> Excerpts from an interface dataset
+ + +
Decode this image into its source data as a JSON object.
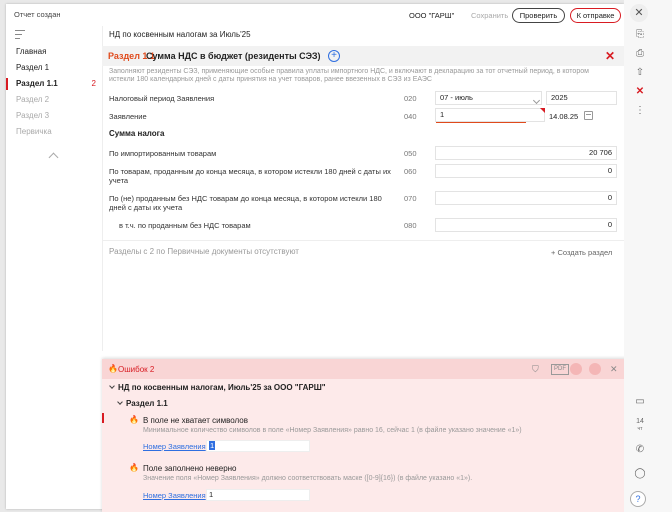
{
  "topbar": {
    "doc_created": "Отчет создан",
    "org": "ООО \"ГАРШ\"",
    "save": "Сохранить",
    "check": "Проверить",
    "send": "К отправке"
  },
  "sidebar": {
    "items": [
      {
        "label": "Главная"
      },
      {
        "label": "Раздел 1"
      },
      {
        "label": "Раздел 1.1",
        "badge": "2"
      },
      {
        "label": "Раздел 2"
      },
      {
        "label": "Раздел 3"
      },
      {
        "label": "Первичка"
      }
    ]
  },
  "doc": {
    "title": "НД по косвенным налогам за Июль'25"
  },
  "section": {
    "code": "Раздел 1.1",
    "title": "Сумма НДС в бюджет (резиденты СЭЗ)",
    "hint": "Заполняют резиденты СЭЗ, применяющие особые правила уплаты импортного НДС, и включают в декларацию за тот отчетный период, в котором истекли 180 календарных дней с даты принятия на учет товаров, ранее ввезенных в СЭЗ из ЕАЭС"
  },
  "form": {
    "period_label": "Налоговый период Заявления",
    "period_code": "020",
    "period_value": "07 - июль",
    "year_value": "2025",
    "decl_label": "Заявление",
    "decl_code": "040",
    "decl_value": "1",
    "decl_date": "14.08.25",
    "tax_sum_heading": "Сумма налога",
    "imported_label": "По импортированным товарам",
    "imported_code": "050",
    "imported_value": "20 706",
    "sold_label": "По товарам, проданным до конца месяца, в котором истекли 180 дней с даты их учета",
    "sold_code": "060",
    "sold_value": "0",
    "unsold_label": "По (не) проданным без НДС товарам до конца месяца, в котором истекли 180 дней с даты их учета",
    "unsold_code": "070",
    "unsold_value": "0",
    "incl_label": "в т.ч. по проданным без НДС товарам",
    "incl_code": "080",
    "incl_value": "0"
  },
  "footer": {
    "no_sections": "Разделы с 2 по Первичные документы отсутствуют",
    "create_section": "+ Создать раздел"
  },
  "errors": {
    "title": "Ошибок 2",
    "tree_root": "НД по косвенным налогам, Июль'25 за ООО \"ГАРШ\"",
    "tree_section": "Раздел 1.1",
    "items": [
      {
        "title": "В поле не хватает символов",
        "desc": "Минимальное количество символов в поле «Номер Заявления» равно 16, сейчас 1 (в файле указано значение «1»)",
        "link": "Номер Заявления",
        "value": "1"
      },
      {
        "title": "Поле заполнено неверно",
        "desc": "Значение поля «Номер Заявления» должно соответствовать маске ([0-9]{16}) (в файле указано «1»).",
        "link": "Номер Заявления",
        "value": "1"
      }
    ]
  },
  "rail": {
    "calendar_day": "14",
    "calendar_month": "чт",
    "help": "?"
  },
  "colors": {
    "accent_red": "#d81b22",
    "section_code": "#e04a1c",
    "link_blue": "#2f6fe0",
    "error_bg": "#fdeaea"
  }
}
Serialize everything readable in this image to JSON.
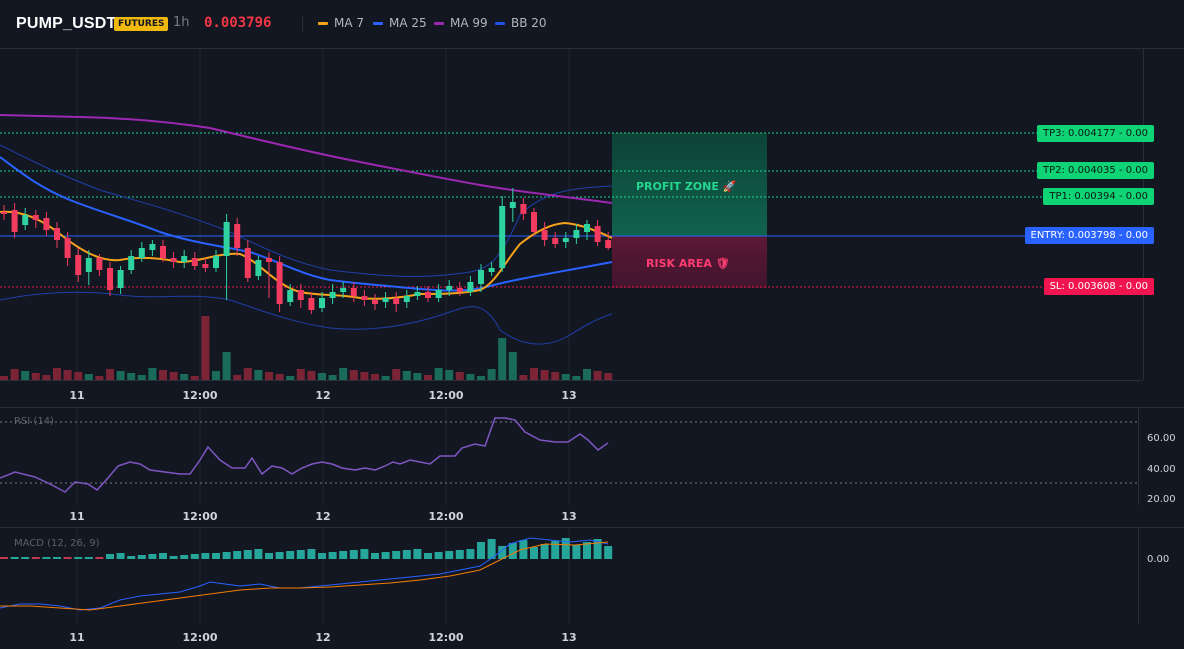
{
  "header": {
    "symbol": "PUMP_USDT",
    "market_badge": "FUTURES",
    "timeframe": "1h",
    "last_price": "0.003796"
  },
  "indicators_legend": [
    {
      "label": "MA 7",
      "color": "#f7a21b"
    },
    {
      "label": "MA 25",
      "color": "#2962ff"
    },
    {
      "label": "MA 99",
      "color": "#9c27b0"
    },
    {
      "label": "BB 20",
      "color": "#1e53e5"
    }
  ],
  "levels": {
    "tp3": {
      "label": "TP3: 0.004177",
      "pct": "0.00",
      "price": 0.004177
    },
    "tp2": {
      "label": "TP2: 0.004035",
      "pct": "0.00",
      "price": 0.004035
    },
    "tp1": {
      "label": "TP1: 0.00394",
      "pct": "0.00",
      "price": 0.00394
    },
    "entry": {
      "label": "ENTRY: 0.003798",
      "pct": "0.00",
      "price": 0.003798
    },
    "sl": {
      "label": "SL: 0.003608",
      "pct": "0.00",
      "price": 0.003608
    }
  },
  "zones": {
    "profit": "PROFIT ZONE 🚀",
    "risk": "RISK AREA 🛡"
  },
  "time_axis": [
    "11",
    "12:00",
    "12",
    "12:00",
    "13"
  ],
  "rsi": {
    "title": "RSI (14)",
    "axis": [
      "60.00",
      "40.00",
      "20.00"
    ]
  },
  "macd": {
    "title": "MACD (12, 26, 9)",
    "axis": [
      "0.00"
    ]
  },
  "colors": {
    "background": "#131722",
    "up": "#2ed3a0",
    "down": "#f23b5e",
    "tp_green": "#1dd68a",
    "entry_blue": "#2962ff",
    "sl_red": "#f0154f",
    "rsi_line": "#7e57c2"
  }
}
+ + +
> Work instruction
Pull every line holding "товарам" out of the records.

> Result for this exercise
    "imported_label": "По импортированным товарам",
    "sold_label": "По товарам, проданным до конца месяца, в котором истекли 180 дней с даты их учета",
    "unsold_label": "По (не) проданным без НДС товарам до конца месяца, в котором истекли 180 дней с даты их учета",
    "incl_label": "в т.ч. по проданным без НДС товарам",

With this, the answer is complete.